If you’ve traveled to the US many times before then by all means skip this post. I realize that probably covers a vast majority of readers. However, there are also plenty of people who haven’t been to the US or who aren’t familiar with US immigration procedures.
Reader Newbietomiles asked a question in the Ask Lucky forum regarding immigration procedures on an upcoming trip from Dubai to Los Angeles to Seattle. So I figured I’d address that in general terms in this post, since I assume it’s a question many people have. The US is also pretty consistent when it comes to airport immigration procedures.
Everyone has to clear immigration at their first point of entry in the US
It doesn’t matter whether you’re terminating your travel at that point, connecting domestically, or connecting internationally. All passengers have to clear immigration and customs at their first point of entry in the US.
The US is one of the only countries that doesn’t offer sterile international transit, which can be quite frustrating. In other words, even if you’re merely connecting in the US between two international flights (like flying from Tahiti to Los Angeles to Paris) you still have to clear US immigration, which means you’ll need a US visa even for transit. It’s an annoying policy for sure.
Do you have to collect your checked bags if you’re connecting?
Yes. When you land you’ll first clear immigration, then you’ll have to wait at the baggage belt, and then you’ll have to clear customs. Once you exit the immigration hall there’s almost always going to be a transit counter where you can re-check your bags.
For example, say you’re flying from Paris to Chicago to Los Angeles. When you check your bag in Paris, the bag will typically show as being tagged all the way to Los Angeles. Despite that you’ll have to collect the bag in Chicago, and then have to check it again in Chicago after you clear immigration. The bag won’t need to be tagged again, since the baggage tag already indicates your final destination.
However, do make sure that your bag is in fact tagged correctly, because in some cases your bag may only be tagged to the intermediate point. This is especially true if you’re traveling on separate tickets.
The process of checking the bag at the transit desk should be easy, and the agents there can typically also help you print boarding passes, etc.
Do you have to clear security after going through immigration?
Yes, if you have a connecting flight to another destination you’ll have to clear security again. Some airports have a special security lane for transit passengers, while others make you go to the main security checkpoint at the terminal to clear again. Keep in mind that typical US policies will apply regarding liquids, carry-on allowances, etc.
How long of a connection do you need after an international flight?
This is a question I get asked by readers on a daily basis, and there’s no right answer. Airlines publish minimum connection times, though in my opinion they’re sometimes way too short. There are a lot of factors to consider as to whether or not you’ll make your connection:

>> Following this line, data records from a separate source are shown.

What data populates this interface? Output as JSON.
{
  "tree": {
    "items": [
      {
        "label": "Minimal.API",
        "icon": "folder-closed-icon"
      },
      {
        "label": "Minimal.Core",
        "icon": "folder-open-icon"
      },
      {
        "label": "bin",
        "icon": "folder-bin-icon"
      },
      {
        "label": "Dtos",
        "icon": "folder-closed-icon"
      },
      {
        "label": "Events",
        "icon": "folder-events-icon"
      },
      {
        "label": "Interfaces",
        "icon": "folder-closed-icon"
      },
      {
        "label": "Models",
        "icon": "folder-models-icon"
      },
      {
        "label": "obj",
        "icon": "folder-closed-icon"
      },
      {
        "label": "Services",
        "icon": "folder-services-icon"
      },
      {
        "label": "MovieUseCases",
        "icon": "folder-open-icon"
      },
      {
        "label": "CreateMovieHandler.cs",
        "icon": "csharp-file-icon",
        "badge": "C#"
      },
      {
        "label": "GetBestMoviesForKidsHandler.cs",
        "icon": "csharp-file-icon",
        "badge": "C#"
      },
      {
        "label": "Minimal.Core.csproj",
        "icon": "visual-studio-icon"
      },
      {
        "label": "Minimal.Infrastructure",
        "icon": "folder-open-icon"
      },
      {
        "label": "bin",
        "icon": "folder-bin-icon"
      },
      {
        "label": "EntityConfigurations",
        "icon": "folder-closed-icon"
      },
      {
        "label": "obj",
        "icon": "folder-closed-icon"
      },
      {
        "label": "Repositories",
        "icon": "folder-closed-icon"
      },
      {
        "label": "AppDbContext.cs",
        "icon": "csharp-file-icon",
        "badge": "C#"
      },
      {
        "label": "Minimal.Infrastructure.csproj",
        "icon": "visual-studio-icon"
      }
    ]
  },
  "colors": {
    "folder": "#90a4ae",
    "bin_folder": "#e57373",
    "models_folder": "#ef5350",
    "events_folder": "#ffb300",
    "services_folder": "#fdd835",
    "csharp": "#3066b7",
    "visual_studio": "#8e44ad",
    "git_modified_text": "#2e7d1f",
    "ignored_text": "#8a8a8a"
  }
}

- Will your flight be on-time?
- Are you a US citizen or not?
- Do you have Global Entry and/or TSA Pre-Check?
- Are you arriving at an airport during peak times, when immigration lines could be very long?

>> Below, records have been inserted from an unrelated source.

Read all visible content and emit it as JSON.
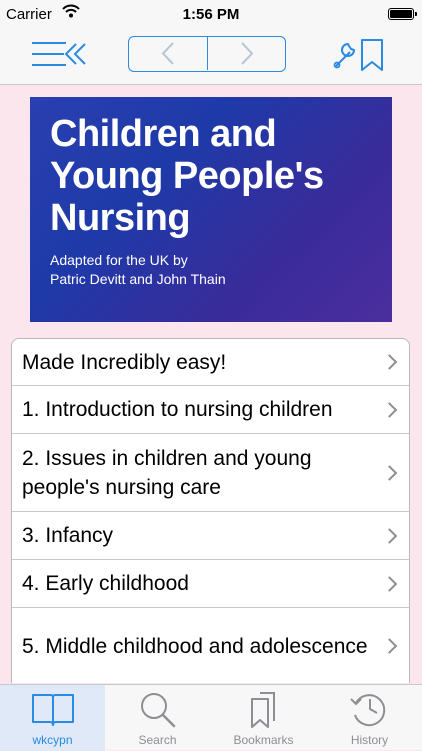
{
  "status_bar": {
    "carrier": "Carrier",
    "time": "1:56 PM"
  },
  "cover": {
    "title_line1": "Children and",
    "title_line2": "Young People's",
    "title_line3": "Nursing",
    "subtitle_line1": "Adapted for the UK by",
    "subtitle_line2": "Patric Devitt and John Thain"
  },
  "toc": {
    "items": [
      {
        "label": "Made Incredibly easy!"
      },
      {
        "label": "1. Introduction to nursing children"
      },
      {
        "label": "2. Issues in children and young people's nursing care"
      },
      {
        "label": "3. Infancy"
      },
      {
        "label": "4. Early childhood"
      },
      {
        "label": "5. Middle childhood and adolescence"
      }
    ]
  },
  "tab_bar": {
    "tabs": [
      {
        "label": "wkcypn",
        "icon": "book-icon",
        "active": true
      },
      {
        "label": "Search",
        "icon": "search-icon",
        "active": false
      },
      {
        "label": "Bookmarks",
        "icon": "bookmarks-icon",
        "active": false
      },
      {
        "label": "History",
        "icon": "history-icon",
        "active": false
      }
    ]
  },
  "colors": {
    "accent": "#2a8be0",
    "background": "#fbe6ee",
    "chevron": "#8e8e93"
  }
}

- If you are arriving during peak times, will lines also be long for security?
For example, at Chicago’s O’Hare Airport, the minimum connection time for an international to domestic connection on American Airlines is 90 minutes.
Do I feel comfortable with that as a US citizen with Global Entry and TSA Pre-Check who isn’t checking bags? Absolutely.
Would I feel comfortable with that as a non-US citizen with checked bags and without TSA Pre-Check who is arriving in the late afternoon, when many international flights arrive? No way. Consider that:
- Your inbound flight could be delayed (generally I’d assume a delay of up to about 30 minutes is pretty “standard”)
- You could wait in the immigration line for up to an hour
- It could take you 30 minutes to once again clear security before your connecting flight
I’ve been on many flights where they didn’t let passengers even get off the plane since the immigration facility was so backed up.
So the circumstances vary, but ultimately there’s no sure bet you’ll make a connection even if you’re adhering to the minimum connection time. Hopefully you do, but it’s no guarantee. If you’re flying a high frequency route, though, keep in mind that if you misconnect you’ll typically be booked on the next available flight. However, with how full flights are nowadays, “next available” might not be as soon as you’d hope.
Again, I realize this is obvious to many of you, though at the same time the immigration process can be confusing, so hopefully some of you find this useful. With the exception of airports using US Pre-Clearance facilities (where you clear US immigration before boarding your US-bound flight), the US arrivals process is pretty straightforward, so hopefully the above provides some context.